New Trap for Troublesome
By Dennis Senft
Phoenix, Ariz., Feb. 6--Farmers may get help fending off silverleaf
whiteflies from a new, inexpensive trap invented by
U.S. Department of Agriculture scientists to
catch these billion-dollar pests of cotton, vegetables and other crops.
The trap is basically an inverted 12-ounce clear plastic drinking cup
suspended over a bright yellow base, said one of the inventors, plant
physiologist Chang-Chi Chu with USDAs Agricultural Research Service. ARS is
seeking a patent on the new trap, Chu said.
The silverleaf whitefly, also known as strain B of the sweetpotato whitefly,
is a pest of more than 300 plants worldwide. Crops in Arizona, California,
Texas and Florida have been especially hard hit by the tiny, sap-sucking insect
since its discovery in this country in 1986. From 1991 to 1994, for example,
the whiteflies have been blamed for close to $1 billion in farm and related
economic losses in southern Californias Imperial Valley, Chu said.
Growers may use traps to monitor the whiteflys population buildup in
crop fields. The number trapped lets a grower determine the most effective and
economical timing for control practices such as releasing predatory insects or
spraying insecticide, Chu said.
Unlike currently used yellow sticky traps, the new one attracts only adult
whiteflies and no other insects. Chu said this allows faster estimates of their
population densities.

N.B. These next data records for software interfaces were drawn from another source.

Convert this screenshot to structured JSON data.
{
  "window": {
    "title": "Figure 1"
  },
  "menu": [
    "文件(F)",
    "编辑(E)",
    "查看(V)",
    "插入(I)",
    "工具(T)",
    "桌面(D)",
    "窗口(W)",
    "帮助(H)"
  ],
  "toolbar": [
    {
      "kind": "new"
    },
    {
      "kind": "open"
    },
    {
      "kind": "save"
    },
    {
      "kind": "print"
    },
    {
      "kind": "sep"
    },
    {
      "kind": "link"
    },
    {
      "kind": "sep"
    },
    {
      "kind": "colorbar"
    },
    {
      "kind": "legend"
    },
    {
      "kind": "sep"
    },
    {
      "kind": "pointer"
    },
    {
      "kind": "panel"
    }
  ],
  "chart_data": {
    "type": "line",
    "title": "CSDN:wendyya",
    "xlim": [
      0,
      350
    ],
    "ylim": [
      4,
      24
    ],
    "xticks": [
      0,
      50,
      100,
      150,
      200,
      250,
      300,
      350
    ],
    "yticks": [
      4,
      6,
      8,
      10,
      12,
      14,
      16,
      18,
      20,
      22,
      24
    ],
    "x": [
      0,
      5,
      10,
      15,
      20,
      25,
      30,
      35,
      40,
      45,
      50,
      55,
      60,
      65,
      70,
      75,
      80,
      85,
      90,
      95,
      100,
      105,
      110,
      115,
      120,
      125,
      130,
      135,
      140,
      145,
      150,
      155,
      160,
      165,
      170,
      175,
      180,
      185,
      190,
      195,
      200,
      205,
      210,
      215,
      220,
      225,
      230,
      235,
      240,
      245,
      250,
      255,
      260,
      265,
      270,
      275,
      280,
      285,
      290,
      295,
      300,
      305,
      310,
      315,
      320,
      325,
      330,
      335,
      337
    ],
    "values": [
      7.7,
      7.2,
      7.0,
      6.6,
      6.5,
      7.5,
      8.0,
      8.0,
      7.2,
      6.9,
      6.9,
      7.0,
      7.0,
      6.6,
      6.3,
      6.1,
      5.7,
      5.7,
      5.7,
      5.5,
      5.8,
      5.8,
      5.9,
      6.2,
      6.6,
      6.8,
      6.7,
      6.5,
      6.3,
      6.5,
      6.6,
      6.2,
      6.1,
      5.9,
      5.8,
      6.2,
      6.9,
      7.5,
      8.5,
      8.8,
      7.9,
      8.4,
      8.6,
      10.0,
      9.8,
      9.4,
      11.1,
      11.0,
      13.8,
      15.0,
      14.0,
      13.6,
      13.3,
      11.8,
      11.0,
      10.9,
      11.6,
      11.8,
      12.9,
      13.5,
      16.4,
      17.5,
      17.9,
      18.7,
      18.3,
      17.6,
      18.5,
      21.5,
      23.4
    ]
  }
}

The new traps also are not messy and are easier to
handle, re-usable, cheaper and take less time and labor to count and maintain,
The new traps could have a use indoors--in greenhouses. Its
possible that hanging a number of the traps in a greenhouse might eliminate the
need for insecticides where wasp parasites are released to control whitefly
larvae, Chu said. ARS scientists tested the new traps at sites in
California and Arizona.
The new trap takes advantage of three behavioral traits of
whiteflies--they find yellow irresistible, they crawl toward shade when they
land on leaves, and they fly toward light when leaving, Chu said.
With mass production, costs should be low, said Thomas J.
Henneberry, another of the traps co-inventors. I envision a
plastics manufacturer could get the traps on the market for about a dollar
apiece. Henneberry is director of ARS
Western Cotton Research Laboratory
in Phoenix, Ariz.
Scientific contact: Chang-Chi Chu or Thomas J. Henneberry, Western
Cotton Research Laboratory, Agricultural Research Service, USDA, Phoenix, Ariz.
85040-8807. Telephone: (602) 379-3524, extension 236; fax: (602) 379-4509